START TASK INPUTS
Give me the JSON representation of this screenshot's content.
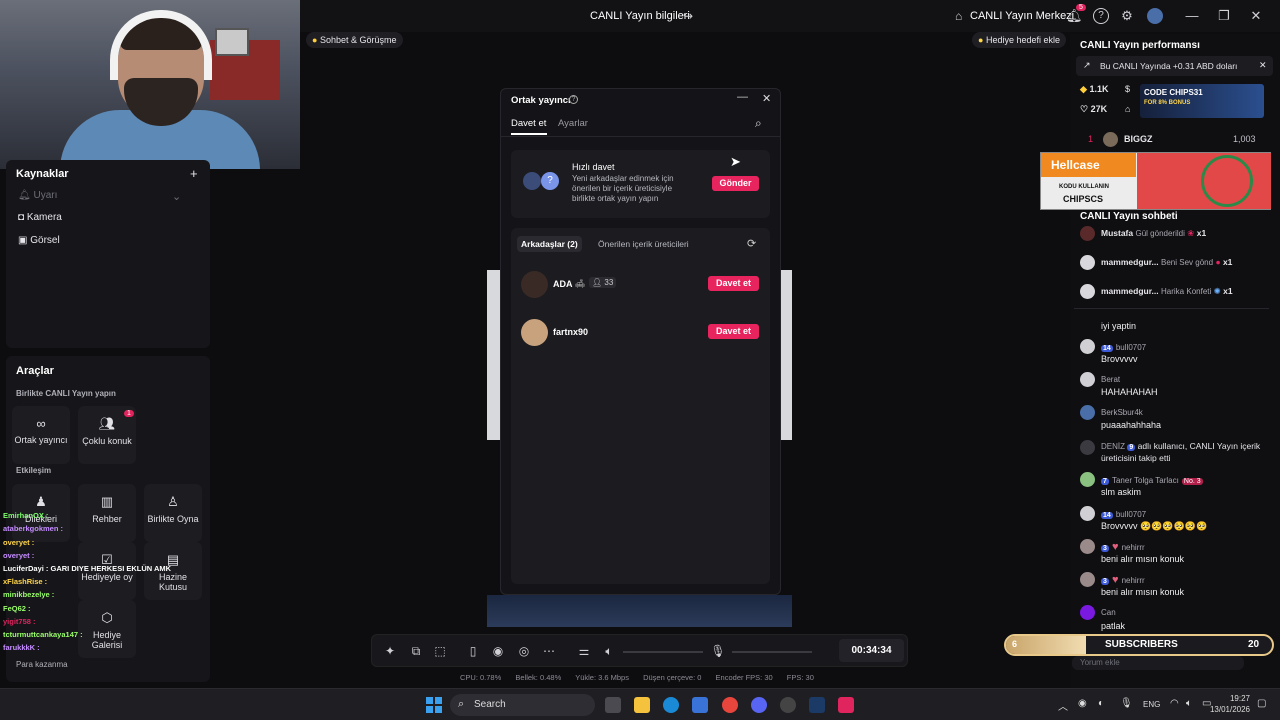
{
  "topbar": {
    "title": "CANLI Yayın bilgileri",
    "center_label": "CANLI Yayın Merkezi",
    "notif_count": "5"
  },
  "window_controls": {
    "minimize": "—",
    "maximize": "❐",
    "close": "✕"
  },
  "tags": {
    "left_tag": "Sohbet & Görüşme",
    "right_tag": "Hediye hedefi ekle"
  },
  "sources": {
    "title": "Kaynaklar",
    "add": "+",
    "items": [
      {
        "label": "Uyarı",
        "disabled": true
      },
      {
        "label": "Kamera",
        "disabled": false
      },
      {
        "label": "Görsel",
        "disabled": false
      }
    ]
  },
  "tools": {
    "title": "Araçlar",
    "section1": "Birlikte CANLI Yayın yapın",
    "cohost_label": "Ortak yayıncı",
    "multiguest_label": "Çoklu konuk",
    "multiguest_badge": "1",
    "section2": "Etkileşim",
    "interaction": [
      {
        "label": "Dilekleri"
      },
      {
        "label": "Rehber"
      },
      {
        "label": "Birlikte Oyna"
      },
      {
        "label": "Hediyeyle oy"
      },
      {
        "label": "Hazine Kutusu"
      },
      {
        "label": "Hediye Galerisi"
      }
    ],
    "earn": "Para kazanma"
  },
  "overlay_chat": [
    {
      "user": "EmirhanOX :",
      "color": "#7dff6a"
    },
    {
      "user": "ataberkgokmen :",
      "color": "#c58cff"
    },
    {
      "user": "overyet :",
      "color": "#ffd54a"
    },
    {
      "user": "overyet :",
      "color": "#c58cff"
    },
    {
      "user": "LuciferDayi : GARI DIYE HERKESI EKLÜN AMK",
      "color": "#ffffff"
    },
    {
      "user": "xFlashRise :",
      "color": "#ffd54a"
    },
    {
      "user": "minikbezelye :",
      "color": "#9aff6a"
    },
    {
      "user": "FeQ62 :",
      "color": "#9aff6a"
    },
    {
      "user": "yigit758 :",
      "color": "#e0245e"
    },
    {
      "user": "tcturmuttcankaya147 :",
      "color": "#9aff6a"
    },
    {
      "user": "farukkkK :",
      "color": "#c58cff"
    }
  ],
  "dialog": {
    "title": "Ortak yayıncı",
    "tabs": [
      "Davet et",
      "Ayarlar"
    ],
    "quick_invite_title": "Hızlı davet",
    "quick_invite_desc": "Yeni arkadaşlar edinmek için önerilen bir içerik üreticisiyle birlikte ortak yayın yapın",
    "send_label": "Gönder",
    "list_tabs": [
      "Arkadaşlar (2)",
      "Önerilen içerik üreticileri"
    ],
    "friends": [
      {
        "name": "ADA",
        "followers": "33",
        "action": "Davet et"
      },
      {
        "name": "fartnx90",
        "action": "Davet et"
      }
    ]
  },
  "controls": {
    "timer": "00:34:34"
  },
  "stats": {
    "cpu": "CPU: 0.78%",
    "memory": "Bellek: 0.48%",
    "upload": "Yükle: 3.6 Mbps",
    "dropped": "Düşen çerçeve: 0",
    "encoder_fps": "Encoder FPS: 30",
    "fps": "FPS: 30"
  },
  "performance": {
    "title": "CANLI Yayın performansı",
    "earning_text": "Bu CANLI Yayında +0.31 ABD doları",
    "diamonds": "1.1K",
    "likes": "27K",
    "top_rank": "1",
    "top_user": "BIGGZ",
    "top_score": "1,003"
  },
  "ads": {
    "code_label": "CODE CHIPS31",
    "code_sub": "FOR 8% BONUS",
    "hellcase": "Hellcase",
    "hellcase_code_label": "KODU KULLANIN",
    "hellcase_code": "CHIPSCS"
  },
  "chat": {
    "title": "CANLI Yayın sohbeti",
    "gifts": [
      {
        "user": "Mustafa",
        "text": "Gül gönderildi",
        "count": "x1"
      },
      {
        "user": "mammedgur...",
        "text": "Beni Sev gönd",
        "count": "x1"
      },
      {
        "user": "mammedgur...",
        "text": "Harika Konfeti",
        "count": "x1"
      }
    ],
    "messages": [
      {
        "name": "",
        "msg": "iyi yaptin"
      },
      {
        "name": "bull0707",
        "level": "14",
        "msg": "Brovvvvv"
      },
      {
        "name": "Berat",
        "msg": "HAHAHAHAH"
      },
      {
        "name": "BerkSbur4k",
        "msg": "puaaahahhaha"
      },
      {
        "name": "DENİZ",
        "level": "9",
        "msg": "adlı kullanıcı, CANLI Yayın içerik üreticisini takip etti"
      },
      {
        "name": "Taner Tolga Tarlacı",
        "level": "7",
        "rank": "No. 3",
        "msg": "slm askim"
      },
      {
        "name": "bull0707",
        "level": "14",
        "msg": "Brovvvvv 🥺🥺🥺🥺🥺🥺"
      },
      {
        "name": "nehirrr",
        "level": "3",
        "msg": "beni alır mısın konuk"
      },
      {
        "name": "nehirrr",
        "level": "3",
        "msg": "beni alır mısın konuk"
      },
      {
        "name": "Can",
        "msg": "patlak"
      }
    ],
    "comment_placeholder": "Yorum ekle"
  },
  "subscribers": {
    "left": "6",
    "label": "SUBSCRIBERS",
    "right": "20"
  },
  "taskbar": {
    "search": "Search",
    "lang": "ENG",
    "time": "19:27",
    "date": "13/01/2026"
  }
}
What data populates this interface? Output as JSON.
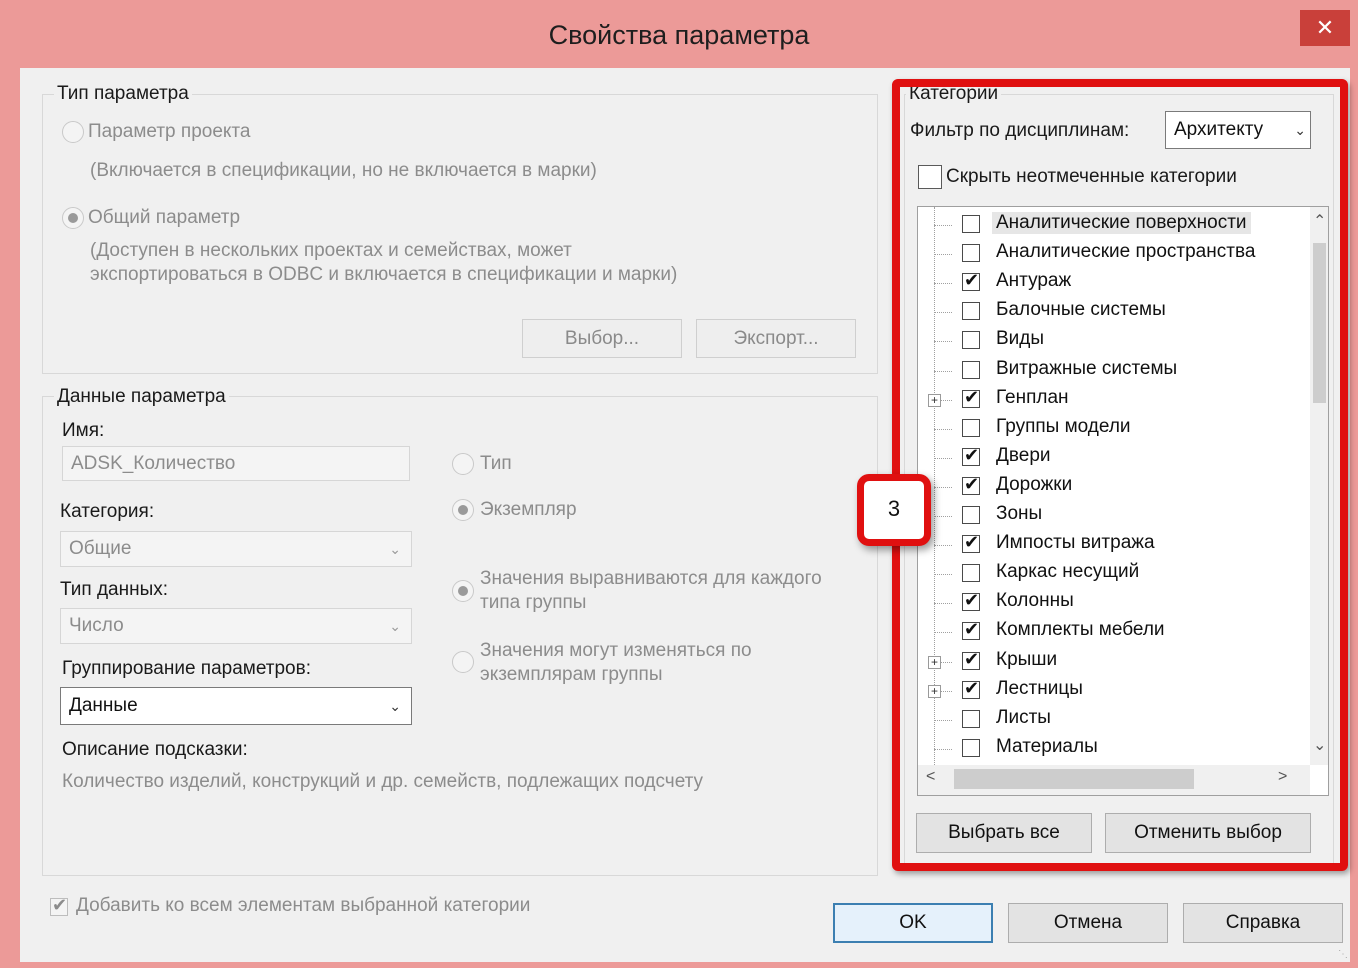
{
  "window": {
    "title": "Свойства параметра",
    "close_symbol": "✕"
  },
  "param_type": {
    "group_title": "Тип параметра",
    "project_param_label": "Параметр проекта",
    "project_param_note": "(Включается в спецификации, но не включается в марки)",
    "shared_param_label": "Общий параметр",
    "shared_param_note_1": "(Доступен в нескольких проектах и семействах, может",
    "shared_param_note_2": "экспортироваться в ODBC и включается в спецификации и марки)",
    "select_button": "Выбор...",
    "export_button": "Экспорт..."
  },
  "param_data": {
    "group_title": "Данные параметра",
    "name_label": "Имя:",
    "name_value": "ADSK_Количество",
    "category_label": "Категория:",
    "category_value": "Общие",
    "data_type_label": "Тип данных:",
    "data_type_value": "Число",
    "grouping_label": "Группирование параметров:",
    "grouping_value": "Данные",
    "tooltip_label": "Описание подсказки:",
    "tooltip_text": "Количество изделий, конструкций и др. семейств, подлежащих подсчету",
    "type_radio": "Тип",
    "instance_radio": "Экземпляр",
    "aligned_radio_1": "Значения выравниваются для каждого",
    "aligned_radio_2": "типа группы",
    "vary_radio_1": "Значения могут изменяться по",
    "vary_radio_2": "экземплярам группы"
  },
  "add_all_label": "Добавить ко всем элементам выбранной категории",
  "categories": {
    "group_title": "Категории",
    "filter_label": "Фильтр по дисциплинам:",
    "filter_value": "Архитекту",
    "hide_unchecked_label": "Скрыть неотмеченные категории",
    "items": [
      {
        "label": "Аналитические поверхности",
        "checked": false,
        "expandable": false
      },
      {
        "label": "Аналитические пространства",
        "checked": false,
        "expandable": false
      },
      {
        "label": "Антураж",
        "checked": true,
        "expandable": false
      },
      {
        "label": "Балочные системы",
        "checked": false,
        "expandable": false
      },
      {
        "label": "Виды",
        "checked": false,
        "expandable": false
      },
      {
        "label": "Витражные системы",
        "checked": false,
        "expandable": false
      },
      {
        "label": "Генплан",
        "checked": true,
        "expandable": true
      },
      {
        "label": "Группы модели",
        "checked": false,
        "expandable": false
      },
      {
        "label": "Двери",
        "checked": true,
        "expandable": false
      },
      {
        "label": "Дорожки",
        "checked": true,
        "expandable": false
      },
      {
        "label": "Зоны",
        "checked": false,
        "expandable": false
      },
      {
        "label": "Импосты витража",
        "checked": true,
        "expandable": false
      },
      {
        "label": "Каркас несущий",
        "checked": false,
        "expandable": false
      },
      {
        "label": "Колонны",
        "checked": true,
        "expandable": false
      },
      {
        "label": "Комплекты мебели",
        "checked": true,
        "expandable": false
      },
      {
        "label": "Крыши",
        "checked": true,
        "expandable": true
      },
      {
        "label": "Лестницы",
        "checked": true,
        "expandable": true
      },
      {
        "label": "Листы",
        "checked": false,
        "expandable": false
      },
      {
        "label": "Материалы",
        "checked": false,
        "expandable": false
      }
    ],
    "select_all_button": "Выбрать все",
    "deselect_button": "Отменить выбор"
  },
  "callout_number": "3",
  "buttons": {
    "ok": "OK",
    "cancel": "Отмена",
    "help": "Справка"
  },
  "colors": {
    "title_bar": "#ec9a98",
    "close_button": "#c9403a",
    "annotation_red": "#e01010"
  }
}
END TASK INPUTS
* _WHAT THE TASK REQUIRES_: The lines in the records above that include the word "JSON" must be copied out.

* _WRITTEN ANSWER_:
Give me the JSON representation of this screenshot's content.
What data populates this interface? Output as JSON.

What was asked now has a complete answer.